We learned of some sad news regarding one of the ASU students. She received a call last night by cell phone that her father died in a car accident. For privacy sake I will not share her name but I do ask you to remember her and her family in your prayers at this time. The faculty is working with her to get her back home early.
Michael Schwartz sent me an email this morning sharing with me that they may or may not make it to our site lecture at the San Callisto Catacombs along the Appian Way. We decided as a family to go on ahead on our own since we are a ten minute walk from our apartment to the catacombs.
In spite of the morning’s news it was a beautiful day of mild temperatures, low humidity and a blue sky framed by flowing, sap-green fields. The grounds are meticulously kept, making for a striking contrast to the urban grit of the city center. There are no vehicles driving through with the exception of a few chartered buses parked discreetly behind one of buildings. Workers are constantly sweeping and trimming caring for this ancient place of burial.
The catacombs served as the burial grounds for Roman Christians in the first several centuries. Romans chose cremation while early Christians chose a simple burial because of the belief of Christ’s immanent return with the bodily resurrection of the believers. In the city, however, burial was not allowed. Christians dug an estimated 375 miles of tunnels lined with tombs many layers deep.
Touring the catacombs is always guided and we had a pleasant English-speaking guide from Germany, who took us three or so “floors” down into the cool volcanic tuff stone earth. Along the way we passed the engravings of the early tombs and, with the tour guide’s blessing, I made several penciled “rubbings” of various early Christian symbols.
Towards the end of our tour there were a couple of areas set up within the catacomb for taking communion. Should we ever lead a church group to Rome, this would be an essential visit and a fitting place for worship. It is, however, not true that the catacombs were where Christians met in secret for fear of persecution. Historians have well documented that if a Christian wanted to hide (and indeed there were many times that is what they did desire) they would not do so in the conspicuous location of the catacombs, but simply disappear within Rome itself.
Following our tour through the catacombs we ambled our way down a section of the Ancient Appian Way, or “Via Appia Anitqua.” This road was built in 312 B.C. and eventually stretched 430 miles. Along this road it is said that there were 6000 slaves on crosses spaced 30 yards apart for over 100 miles. This road was an important military and political arm of the Roman Empire. It was also the road that Paul the apostle traveled on his way to Rome as a prisoner. We read about this in Acts 28:15 where fellow believers waited on Paul to pass through in order that they might join him. Tradition is that Paul never left Rome, but was later executed.

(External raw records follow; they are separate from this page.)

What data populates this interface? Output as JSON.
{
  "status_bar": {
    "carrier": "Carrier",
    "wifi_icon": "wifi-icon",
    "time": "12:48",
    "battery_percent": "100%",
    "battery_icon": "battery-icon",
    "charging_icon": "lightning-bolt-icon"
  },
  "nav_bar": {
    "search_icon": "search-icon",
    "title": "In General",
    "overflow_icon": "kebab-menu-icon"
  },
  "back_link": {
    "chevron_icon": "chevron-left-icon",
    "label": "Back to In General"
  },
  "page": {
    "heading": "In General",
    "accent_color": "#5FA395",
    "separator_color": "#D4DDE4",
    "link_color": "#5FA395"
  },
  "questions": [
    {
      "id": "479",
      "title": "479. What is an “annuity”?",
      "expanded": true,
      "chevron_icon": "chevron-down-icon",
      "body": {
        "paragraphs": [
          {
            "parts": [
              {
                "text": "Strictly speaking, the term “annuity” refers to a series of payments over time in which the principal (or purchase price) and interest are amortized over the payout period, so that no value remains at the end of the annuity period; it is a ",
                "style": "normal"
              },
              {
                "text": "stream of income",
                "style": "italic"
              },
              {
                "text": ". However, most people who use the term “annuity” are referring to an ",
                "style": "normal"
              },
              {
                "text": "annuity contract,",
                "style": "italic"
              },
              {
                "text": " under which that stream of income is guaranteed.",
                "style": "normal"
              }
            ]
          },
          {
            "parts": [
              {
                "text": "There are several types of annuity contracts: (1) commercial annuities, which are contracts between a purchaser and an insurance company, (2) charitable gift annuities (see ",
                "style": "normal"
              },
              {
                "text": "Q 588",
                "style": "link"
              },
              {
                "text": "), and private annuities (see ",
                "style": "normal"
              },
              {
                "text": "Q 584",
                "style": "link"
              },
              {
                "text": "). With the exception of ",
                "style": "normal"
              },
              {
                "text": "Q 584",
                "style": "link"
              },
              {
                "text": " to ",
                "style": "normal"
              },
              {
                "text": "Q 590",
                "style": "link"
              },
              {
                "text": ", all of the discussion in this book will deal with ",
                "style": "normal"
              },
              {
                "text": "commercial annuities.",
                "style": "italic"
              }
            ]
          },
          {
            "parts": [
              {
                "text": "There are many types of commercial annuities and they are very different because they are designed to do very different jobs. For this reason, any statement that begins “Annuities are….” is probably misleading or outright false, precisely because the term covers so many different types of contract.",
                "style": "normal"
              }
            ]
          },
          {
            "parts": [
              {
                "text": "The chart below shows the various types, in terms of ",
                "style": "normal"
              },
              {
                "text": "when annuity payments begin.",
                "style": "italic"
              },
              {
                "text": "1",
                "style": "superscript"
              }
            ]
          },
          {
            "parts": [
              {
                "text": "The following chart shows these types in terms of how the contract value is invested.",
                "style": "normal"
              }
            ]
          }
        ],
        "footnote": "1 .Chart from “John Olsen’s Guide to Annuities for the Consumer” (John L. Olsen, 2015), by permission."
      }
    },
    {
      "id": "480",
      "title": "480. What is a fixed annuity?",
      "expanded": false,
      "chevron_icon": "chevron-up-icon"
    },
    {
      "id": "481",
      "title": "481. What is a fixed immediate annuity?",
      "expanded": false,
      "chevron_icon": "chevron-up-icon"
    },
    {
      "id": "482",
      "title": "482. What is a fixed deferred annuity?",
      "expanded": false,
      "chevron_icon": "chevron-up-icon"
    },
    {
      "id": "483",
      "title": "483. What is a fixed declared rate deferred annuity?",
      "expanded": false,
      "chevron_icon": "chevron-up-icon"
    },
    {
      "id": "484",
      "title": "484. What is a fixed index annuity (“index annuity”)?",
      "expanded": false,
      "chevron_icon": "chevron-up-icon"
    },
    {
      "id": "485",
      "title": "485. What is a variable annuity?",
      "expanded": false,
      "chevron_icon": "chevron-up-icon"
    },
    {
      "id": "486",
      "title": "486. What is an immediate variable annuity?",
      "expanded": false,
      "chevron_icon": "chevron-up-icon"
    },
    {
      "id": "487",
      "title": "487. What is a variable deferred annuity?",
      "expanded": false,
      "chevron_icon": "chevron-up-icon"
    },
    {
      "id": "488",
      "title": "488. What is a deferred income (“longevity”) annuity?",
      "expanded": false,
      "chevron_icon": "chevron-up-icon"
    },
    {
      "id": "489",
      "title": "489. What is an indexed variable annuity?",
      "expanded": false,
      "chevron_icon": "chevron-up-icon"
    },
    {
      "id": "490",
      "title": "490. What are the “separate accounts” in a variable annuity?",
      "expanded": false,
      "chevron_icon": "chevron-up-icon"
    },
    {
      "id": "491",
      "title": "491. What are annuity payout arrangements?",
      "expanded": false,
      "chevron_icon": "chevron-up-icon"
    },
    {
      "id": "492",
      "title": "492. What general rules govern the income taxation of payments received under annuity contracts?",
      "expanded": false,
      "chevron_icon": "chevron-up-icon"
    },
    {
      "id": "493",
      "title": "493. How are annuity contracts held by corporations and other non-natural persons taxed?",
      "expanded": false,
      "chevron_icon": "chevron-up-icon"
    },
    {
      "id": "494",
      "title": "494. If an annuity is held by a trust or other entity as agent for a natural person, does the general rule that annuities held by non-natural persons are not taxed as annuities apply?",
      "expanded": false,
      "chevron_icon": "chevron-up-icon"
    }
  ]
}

We walked along this road which is still used today by vehicles, although there is a section paved with original stone and lined with the ubiquitous cypresses one sees in stock photos of Italy. We found a small café and plopped down for some sodas and cappuccino. After resting for a few minutes I glanced up and realized that our shade tree was a rather old olive tree. Olive trees are, by the way, all over the place.
After refreshments we wandered back through the grounds of San Callisto and were pleasantly surprised to meet up with the class. They decided to come and tour the catacombs anyway, although they were an hour or so later than scheduled. It was nice to catch up with the students and hear their shared concerned for their grieving classmate. Several of them had gone on side trips over the weekend (Michael has not scheduled classes on the weekend but has graciously volunteered his time to take me and anyone interested to explore various churches on and off the beaten path). While some of the students have taken him up on this offer including yours truly, many have braved the rail system and visited places like Pompeii, Naples and Cinque Terre. We have yet to leave the city, choosing instead to fully explore this place. I am still amazed at what I have not seen. Perhaps later this week or weekend we will move beyond the confines of Rome.
This evening we entered the city center to enjoy the sites and sounds of Rome at night, something we have not had a chance to do since arriving. Frankly, by the time evening arrives each day we are too tired to add one more thing to the agenda. It does not help that I am by nature an early riser which is not a good practice of night prowling.
The city, like any large international city, stays crowded and busy most any time of the day or night. In the evening musicians are at the corner of every piazza strumming, honking, and singing. We encountered one old fellow who had a small speaker and microphone lip synching an Italian aria.
It was a pleasant time not having to race from one place to the next. We walked with no particular agenda, found a ristorante and dined on pasta and meat dishes, and kept on walking while watching people laugh and enjoy the sights, sounds and smells of Rome.
Tomorrow I have an early start visiting some more churches and their treasures.